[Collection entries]
>>
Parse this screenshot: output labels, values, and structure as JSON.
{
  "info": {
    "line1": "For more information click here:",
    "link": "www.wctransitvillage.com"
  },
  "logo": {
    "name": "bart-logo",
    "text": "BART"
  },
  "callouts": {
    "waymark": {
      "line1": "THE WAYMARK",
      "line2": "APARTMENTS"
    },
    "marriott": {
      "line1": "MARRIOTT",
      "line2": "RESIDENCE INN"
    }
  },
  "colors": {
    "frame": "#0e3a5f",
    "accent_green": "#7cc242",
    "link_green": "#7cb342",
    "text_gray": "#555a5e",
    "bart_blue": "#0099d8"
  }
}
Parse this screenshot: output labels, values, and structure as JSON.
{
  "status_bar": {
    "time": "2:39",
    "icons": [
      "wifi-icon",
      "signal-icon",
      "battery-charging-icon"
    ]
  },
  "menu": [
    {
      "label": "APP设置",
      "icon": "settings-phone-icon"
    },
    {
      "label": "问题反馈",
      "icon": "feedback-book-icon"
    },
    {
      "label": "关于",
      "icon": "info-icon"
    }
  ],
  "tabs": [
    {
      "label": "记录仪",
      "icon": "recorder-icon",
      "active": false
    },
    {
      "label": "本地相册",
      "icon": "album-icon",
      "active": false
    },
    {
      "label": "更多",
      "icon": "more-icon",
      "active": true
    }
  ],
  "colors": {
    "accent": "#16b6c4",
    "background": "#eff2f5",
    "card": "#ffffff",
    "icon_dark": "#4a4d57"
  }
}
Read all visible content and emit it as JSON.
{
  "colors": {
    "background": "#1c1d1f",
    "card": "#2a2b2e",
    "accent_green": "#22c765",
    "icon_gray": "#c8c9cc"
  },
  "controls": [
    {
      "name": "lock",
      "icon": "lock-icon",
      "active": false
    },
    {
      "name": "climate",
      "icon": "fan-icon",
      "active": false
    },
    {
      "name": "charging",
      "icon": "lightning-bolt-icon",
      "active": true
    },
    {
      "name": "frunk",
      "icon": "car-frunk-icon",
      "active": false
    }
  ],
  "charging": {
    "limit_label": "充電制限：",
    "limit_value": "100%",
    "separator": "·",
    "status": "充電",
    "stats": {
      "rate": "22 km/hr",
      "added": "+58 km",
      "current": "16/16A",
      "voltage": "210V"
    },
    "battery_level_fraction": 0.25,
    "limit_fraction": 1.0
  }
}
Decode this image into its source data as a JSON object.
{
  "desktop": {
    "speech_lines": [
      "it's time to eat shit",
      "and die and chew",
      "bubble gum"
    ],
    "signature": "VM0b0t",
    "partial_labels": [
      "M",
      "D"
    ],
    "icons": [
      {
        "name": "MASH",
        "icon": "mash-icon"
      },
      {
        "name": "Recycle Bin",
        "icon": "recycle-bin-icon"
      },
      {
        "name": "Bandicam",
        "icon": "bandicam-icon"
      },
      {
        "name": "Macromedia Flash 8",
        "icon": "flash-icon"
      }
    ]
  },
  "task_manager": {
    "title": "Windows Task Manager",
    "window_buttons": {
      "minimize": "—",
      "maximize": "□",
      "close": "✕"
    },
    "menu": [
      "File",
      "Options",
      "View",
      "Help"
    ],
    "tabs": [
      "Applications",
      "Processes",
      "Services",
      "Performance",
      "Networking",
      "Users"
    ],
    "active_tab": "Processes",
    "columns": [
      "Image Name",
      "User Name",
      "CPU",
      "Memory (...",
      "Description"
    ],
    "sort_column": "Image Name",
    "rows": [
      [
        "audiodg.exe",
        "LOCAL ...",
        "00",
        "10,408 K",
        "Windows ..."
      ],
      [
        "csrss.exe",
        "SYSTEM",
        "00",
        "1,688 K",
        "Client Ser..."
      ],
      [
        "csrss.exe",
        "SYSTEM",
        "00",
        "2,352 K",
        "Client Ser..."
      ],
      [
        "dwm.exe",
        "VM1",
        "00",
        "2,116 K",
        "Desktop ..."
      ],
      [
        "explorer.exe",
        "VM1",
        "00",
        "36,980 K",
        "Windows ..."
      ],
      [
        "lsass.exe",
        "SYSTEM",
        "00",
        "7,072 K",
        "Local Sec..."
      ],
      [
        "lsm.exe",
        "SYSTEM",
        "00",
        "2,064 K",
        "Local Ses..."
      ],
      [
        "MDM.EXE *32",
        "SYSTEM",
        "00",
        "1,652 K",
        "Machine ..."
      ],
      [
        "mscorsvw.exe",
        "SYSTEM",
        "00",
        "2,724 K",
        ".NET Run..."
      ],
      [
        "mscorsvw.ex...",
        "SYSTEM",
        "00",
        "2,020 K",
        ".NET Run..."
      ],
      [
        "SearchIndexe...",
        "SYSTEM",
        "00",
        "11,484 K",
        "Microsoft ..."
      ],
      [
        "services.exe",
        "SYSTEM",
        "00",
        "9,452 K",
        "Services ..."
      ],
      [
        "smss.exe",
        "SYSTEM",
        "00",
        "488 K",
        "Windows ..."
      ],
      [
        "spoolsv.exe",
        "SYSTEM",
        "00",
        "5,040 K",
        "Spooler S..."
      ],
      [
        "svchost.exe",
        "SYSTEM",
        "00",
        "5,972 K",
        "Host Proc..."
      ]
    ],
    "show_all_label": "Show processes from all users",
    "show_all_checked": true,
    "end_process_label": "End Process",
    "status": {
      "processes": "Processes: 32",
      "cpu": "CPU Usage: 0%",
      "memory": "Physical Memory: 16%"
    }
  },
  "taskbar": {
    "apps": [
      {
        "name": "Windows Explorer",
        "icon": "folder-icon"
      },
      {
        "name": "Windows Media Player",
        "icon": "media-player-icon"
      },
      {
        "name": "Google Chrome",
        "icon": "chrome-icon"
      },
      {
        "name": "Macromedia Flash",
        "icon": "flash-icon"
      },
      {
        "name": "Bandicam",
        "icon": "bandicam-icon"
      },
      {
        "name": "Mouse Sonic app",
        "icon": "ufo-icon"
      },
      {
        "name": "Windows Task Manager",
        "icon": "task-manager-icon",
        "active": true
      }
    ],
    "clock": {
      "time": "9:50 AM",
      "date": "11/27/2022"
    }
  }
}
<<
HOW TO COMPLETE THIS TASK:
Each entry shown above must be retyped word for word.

FINISHED EXERCISE:
Parse this screenshot: output labels, values, and structure as JSON.
{
  "info": {
    "line1": "For more information click here:",
    "link": "www.wctransitvillage.com"
  },
  "logo": {
    "name": "bart-logo",
    "text": "BART"
  },
  "callouts": {
    "waymark": {
      "line1": "THE WAYMARK",
      "line2": "APARTMENTS"
    },
    "marriott": {
      "line1": "MARRIOTT",
      "line2": "RESIDENCE INN"
    }
  },
  "colors": {
    "frame": "#0e3a5f",
    "accent_green": "#7cc242",
    "link_green": "#7cb342",
    "text_gray": "#555a5e",
    "bart_blue": "#0099d8"
  }
}
Parse this screenshot: output labels, values, and structure as JSON.
{
  "status_bar": {
    "time": "2:39",
    "icons": [
      "wifi-icon",
      "signal-icon",
      "battery-charging-icon"
    ]
  },
  "menu": [
    {
      "label": "APP设置",
      "icon": "settings-phone-icon"
    },
    {
      "label": "问题反馈",
      "icon": "feedback-book-icon"
    },
    {
      "label": "关于",
      "icon": "info-icon"
    }
  ],
  "tabs": [
    {
      "label": "记录仪",
      "icon": "recorder-icon",
      "active": false
    },
    {
      "label": "本地相册",
      "icon": "album-icon",
      "active": false
    },
    {
      "label": "更多",
      "icon": "more-icon",
      "active": true
    }
  ],
  "colors": {
    "accent": "#16b6c4",
    "background": "#eff2f5",
    "card": "#ffffff",
    "icon_dark": "#4a4d57"
  }
}
Read all visible content and emit it as JSON.
{
  "colors": {
    "background": "#1c1d1f",
    "card": "#2a2b2e",
    "accent_green": "#22c765",
    "icon_gray": "#c8c9cc"
  },
  "controls": [
    {
      "name": "lock",
      "icon": "lock-icon",
      "active": false
    },
    {
      "name": "climate",
      "icon": "fan-icon",
      "active": false
    },
    {
      "name": "charging",
      "icon": "lightning-bolt-icon",
      "active": true
    },
    {
      "name": "frunk",
      "icon": "car-frunk-icon",
      "active": false
    }
  ],
  "charging": {
    "limit_label": "充電制限：",
    "limit_value": "100%",
    "separator": "·",
    "status": "充電",
    "stats": {
      "rate": "22 km/hr",
      "added": "+58 km",
      "current": "16/16A",
      "voltage": "210V"
    },
    "battery_level_fraction": 0.25,
    "limit_fraction": 1.0
  }
}
Decode this image into its source data as a JSON object.
{
  "desktop": {
    "speech_lines": [
      "it's time to eat shit",
      "and die and chew",
      "bubble gum"
    ],
    "signature": "VM0b0t",
    "partial_labels": [
      "M",
      "D"
    ],
    "icons": [
      {
        "name": "MASH",
        "icon": "mash-icon"
      },
      {
        "name": "Recycle Bin",
        "icon": "recycle-bin-icon"
      },
      {
        "name": "Bandicam",
        "icon": "bandicam-icon"
      },
      {
        "name": "Macromedia Flash 8",
        "icon": "flash-icon"
      }
    ]
  },
  "task_manager": {
    "title": "Windows Task Manager",
    "window_buttons": {
      "minimize": "—",
      "maximize": "□",
      "close": "✕"
    },
    "menu": [
      "File",
      "Options",
      "View",
      "Help"
    ],
    "tabs": [
      "Applications",
      "Processes",
      "Services",
      "Performance",
      "Networking",
      "Users"
    ],
    "active_tab": "Processes",
    "columns": [
      "Image Name",
      "User Name",
      "CPU",
      "Memory (...",
      "Description"
    ],
    "sort_column": "Image Name",
    "rows": [
      [
        "audiodg.exe",
        "LOCAL ...",
        "00",
        "10,408 K",
        "Windows ..."
      ],
      [
        "csrss.exe",
        "SYSTEM",
        "00",
        "1,688 K",
        "Client Ser..."
      ],
      [
        "csrss.exe",
        "SYSTEM",
        "00",
        "2,352 K",
        "Client Ser..."
      ],
      [
        "dwm.exe",
        "VM1",
        "00",
        "2,116 K",
        "Desktop ..."
      ],
      [
        "explorer.exe",
        "VM1",
        "00",
        "36,980 K",
        "Windows ..."
      ],
      [
        "lsass.exe",
        "SYSTEM",
        "00",
        "7,072 K",
        "Local Sec..."
      ],
      [
        "lsm.exe",
        "SYSTEM",
        "00",
        "2,064 K",
        "Local Ses..."
      ],
      [
        "MDM.EXE *32",
        "SYSTEM",
        "00",
        "1,652 K",
        "Machine ..."
      ],
      [
        "mscorsvw.exe",
        "SYSTEM",
        "00",
        "2,724 K",
        ".NET Run..."
      ],
      [
        "mscorsvw.ex...",
        "SYSTEM",
        "00",
        "2,020 K",
        ".NET Run..."
      ],
      [
        "SearchIndexe...",
        "SYSTEM",
        "00",
        "11,484 K",
        "Microsoft ..."
      ],
      [
        "services.exe",
        "SYSTEM",
        "00",
        "9,452 K",
        "Services ..."
      ],
      [
        "smss.exe",
        "SYSTEM",
        "00",
        "488 K",
        "Windows ..."
      ],
      [
        "spoolsv.exe",
        "SYSTEM",
        "00",
        "5,040 K",
        "Spooler S..."
      ],
      [
        "svchost.exe",
        "SYSTEM",
        "00",
        "5,972 K",
        "Host Proc..."
      ]
    ],
    "show_all_label": "Show processes from all users",
    "show_all_checked": true,
    "end_process_label": "End Process",
    "status": {
      "processes": "Processes: 32",
      "cpu": "CPU Usage: 0%",
      "memory": "Physical Memory: 16%"
    }
  },
  "taskbar": {
    "apps": [
      {
        "name": "Windows Explorer",
        "icon": "folder-icon"
      },
      {
        "name": "Windows Media Player",
        "icon": "media-player-icon"
      },
      {
        "name": "Google Chrome",
        "icon": "chrome-icon"
      },
      {
        "name": "Macromedia Flash",
        "icon": "flash-icon"
      },
      {
        "name": "Bandicam",
        "icon": "bandicam-icon"
      },
      {
        "name": "Mouse Sonic app",
        "icon": "ufo-icon"
      },
      {
        "name": "Windows Task Manager",
        "icon": "task-manager-icon",
        "active": true
      }
    ],
    "clock": {
      "time": "9:50 AM",
      "date": "11/27/2022"
    }
  }
}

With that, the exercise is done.